What you are asked to do: Your answer must be an exact copy of all the entries.

Records for processing:
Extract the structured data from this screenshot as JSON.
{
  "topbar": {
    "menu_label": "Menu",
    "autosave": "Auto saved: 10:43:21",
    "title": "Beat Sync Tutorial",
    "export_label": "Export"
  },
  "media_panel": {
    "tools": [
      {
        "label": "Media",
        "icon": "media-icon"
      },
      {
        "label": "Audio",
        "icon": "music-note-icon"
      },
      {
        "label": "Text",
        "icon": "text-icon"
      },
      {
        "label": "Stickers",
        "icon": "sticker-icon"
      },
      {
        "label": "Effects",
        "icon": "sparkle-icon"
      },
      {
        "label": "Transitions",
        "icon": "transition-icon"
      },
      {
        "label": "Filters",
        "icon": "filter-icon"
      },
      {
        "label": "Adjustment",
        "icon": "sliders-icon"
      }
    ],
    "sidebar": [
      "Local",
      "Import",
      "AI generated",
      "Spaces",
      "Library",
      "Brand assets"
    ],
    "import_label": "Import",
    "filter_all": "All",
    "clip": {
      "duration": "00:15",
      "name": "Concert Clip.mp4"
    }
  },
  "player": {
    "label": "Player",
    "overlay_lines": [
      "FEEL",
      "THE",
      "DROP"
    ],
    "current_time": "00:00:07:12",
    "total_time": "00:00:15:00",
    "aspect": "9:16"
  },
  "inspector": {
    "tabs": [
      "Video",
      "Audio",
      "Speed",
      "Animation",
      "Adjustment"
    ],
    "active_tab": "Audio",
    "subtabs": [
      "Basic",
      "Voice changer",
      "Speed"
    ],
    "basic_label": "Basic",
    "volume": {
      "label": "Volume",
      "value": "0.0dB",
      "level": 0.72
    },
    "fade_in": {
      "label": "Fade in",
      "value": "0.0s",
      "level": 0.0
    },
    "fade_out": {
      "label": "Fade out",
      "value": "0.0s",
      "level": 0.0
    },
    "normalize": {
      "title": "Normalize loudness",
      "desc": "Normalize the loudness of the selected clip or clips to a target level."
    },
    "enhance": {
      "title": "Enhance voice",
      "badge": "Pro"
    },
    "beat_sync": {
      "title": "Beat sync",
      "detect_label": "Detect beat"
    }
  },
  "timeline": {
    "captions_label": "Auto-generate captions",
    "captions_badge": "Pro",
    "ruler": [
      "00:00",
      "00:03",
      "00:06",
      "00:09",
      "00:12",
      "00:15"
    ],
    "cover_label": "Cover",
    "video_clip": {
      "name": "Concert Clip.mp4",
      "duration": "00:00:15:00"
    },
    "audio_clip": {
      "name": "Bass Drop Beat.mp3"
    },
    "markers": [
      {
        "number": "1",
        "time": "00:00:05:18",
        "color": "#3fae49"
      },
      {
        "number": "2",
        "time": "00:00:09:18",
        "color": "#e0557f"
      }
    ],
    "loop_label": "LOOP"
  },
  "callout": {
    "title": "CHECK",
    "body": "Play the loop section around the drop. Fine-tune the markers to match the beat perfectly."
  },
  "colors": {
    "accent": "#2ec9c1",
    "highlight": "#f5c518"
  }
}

Your response:
Extract the structured data from this screenshot as JSON.
{
  "topbar": {
    "menu_label": "Menu",
    "autosave": "Auto saved: 10:43:21",
    "title": "Beat Sync Tutorial",
    "export_label": "Export"
  },
  "media_panel": {
    "tools": [
      {
        "label": "Media",
        "icon": "media-icon"
      },
      {
        "label": "Audio",
        "icon": "music-note-icon"
      },
      {
        "label": "Text",
        "icon": "text-icon"
      },
      {
        "label": "Stickers",
        "icon": "sticker-icon"
      },
      {
        "label": "Effects",
        "icon": "sparkle-icon"
      },
      {
        "label": "Transitions",
        "icon": "transition-icon"
      },
      {
        "label": "Filters",
        "icon": "filter-icon"
      },
      {
        "label": "Adjustment",
        "icon": "sliders-icon"
      }
    ],
    "sidebar": [
      "Local",
      "Import",
      "AI generated",
      "Spaces",
      "Library",
      "Brand assets"
    ],
    "import_label": "Import",
    "filter_all": "All",
    "clip": {
      "duration": "00:15",
      "name": "Concert Clip.mp4"
    }
  },
  "player": {
    "label": "Player",
    "overlay_lines": [
      "FEEL",
      "THE",
      "DROP"
    ],
    "current_time": "00:00:07:12",
    "total_time": "00:00:15:00",
    "aspect": "9:16"
  },
  "inspector": {
    "tabs": [
      "Video",
      "Audio",
      "Speed",
      "Animation",
      "Adjustment"
    ],
    "active_tab": "Audio",
    "subtabs": [
      "Basic",
      "Voice changer",
      "Speed"
    ],
    "basic_label": "Basic",
    "volume": {
      "label": "Volume",
      "value": "0.0dB",
      "level": 0.72
    },
    "fade_in": {
      "label": "Fade in",
      "value": "0.0s",
      "level": 0.0
    },
    "fade_out": {
      "label": "Fade out",
      "value": "0.0s",
      "level": 0.0
    },
    "normalize": {
      "title": "Normalize loudness",
      "desc": "Normalize the loudness of the selected clip or clips to a target level."
    },
    "enhance": {
      "title": "Enhance voice",
      "badge": "Pro"
    },
    "beat_sync": {
      "title": "Beat sync",
      "detect_label": "Detect beat"
    }
  },
  "timeline": {
    "captions_label": "Auto-generate captions",
    "captions_badge": "Pro",
    "ruler": [
      "00:00",
      "00:03",
      "00:06",
      "00:09",
      "00:12",
      "00:15"
    ],
    "cover_label": "Cover",
    "video_clip": {
      "name": "Concert Clip.mp4",
      "duration": "00:00:15:00"
    },
    "audio_clip": {
      "name": "Bass Drop Beat.mp3"
    },
    "markers": [
      {
        "number": "1",
        "time": "00:00:05:18",
        "color": "#3fae49"
      },
      {
        "number": "2",
        "time": "00:00:09:18",
        "color": "#e0557f"
      }
    ],
    "loop_label": "LOOP"
  },
  "callout": {
    "title": "CHECK",
    "body": "Play the loop section around the drop. Fine-tune the markers to match the beat perfectly."
  },
  "colors": {
    "accent": "#2ec9c1",
    "highlight": "#f5c518"
  }
}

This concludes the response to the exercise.